■ Work task ■
Reproduce the records below in their entirety, exactly as shown.

---------- Material for this exercise ----------

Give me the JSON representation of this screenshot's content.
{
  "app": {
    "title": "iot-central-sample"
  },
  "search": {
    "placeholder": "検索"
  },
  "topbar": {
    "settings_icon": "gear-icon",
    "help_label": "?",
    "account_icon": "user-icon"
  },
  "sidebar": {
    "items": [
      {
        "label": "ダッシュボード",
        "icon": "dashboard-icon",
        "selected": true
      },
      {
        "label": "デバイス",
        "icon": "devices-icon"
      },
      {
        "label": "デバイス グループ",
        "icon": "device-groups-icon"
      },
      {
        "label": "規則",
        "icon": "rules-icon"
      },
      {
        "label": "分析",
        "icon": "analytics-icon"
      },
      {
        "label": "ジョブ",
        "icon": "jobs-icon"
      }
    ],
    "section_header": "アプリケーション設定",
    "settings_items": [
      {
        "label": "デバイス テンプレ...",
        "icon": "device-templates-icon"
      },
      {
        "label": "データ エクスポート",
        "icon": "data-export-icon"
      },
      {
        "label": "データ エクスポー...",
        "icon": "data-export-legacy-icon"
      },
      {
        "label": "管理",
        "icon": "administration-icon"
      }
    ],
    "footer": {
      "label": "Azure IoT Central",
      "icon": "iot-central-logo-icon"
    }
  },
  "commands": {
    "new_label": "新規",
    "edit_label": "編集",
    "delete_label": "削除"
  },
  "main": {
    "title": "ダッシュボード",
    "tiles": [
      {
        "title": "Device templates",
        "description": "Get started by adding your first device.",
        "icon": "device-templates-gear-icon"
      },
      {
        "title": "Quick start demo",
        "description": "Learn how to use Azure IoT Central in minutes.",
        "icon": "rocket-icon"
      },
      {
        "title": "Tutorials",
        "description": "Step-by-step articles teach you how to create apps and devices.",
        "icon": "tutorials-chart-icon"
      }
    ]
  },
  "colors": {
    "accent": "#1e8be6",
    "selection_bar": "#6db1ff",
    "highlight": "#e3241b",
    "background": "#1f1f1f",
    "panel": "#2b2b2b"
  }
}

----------

■ Task result ■
Give me the JSON representation of this screenshot's content.
{
  "app": {
    "title": "iot-central-sample"
  },
  "search": {
    "placeholder": "検索"
  },
  "topbar": {
    "settings_icon": "gear-icon",
    "help_label": "?",
    "account_icon": "user-icon"
  },
  "sidebar": {
    "items": [
      {
        "label": "ダッシュボード",
        "icon": "dashboard-icon",
        "selected": true
      },
      {
        "label": "デバイス",
        "icon": "devices-icon"
      },
      {
        "label": "デバイス グループ",
        "icon": "device-groups-icon"
      },
      {
        "label": "規則",
        "icon": "rules-icon"
      },
      {
        "label": "分析",
        "icon": "analytics-icon"
      },
      {
        "label": "ジョブ",
        "icon": "jobs-icon"
      }
    ],
    "section_header": "アプリケーション設定",
    "settings_items": [
      {
        "label": "デバイス テンプレ...",
        "icon": "device-templates-icon"
      },
      {
        "label": "データ エクスポート",
        "icon": "data-export-icon"
      },
      {
        "label": "データ エクスポー...",
        "icon": "data-export-legacy-icon"
      },
      {
        "label": "管理",
        "icon": "administration-icon"
      }
    ],
    "footer": {
      "label": "Azure IoT Central",
      "icon": "iot-central-logo-icon"
    }
  },
  "commands": {
    "new_label": "新規",
    "edit_label": "編集",
    "delete_label": "削除"
  },
  "main": {
    "title": "ダッシュボード",
    "tiles": [
      {
        "title": "Device templates",
        "description": "Get started by adding your first device.",
        "icon": "device-templates-gear-icon"
      },
      {
        "title": "Quick start demo",
        "description": "Learn how to use Azure IoT Central in minutes.",
        "icon": "rocket-icon"
      },
      {
        "title": "Tutorials",
        "description": "Step-by-step articles teach you how to create apps and devices.",
        "icon": "tutorials-chart-icon"
      }
    ]
  },
  "colors": {
    "accent": "#1e8be6",
    "selection_bar": "#6db1ff",
    "highlight": "#e3241b",
    "background": "#1f1f1f",
    "panel": "#2b2b2b"
  }
}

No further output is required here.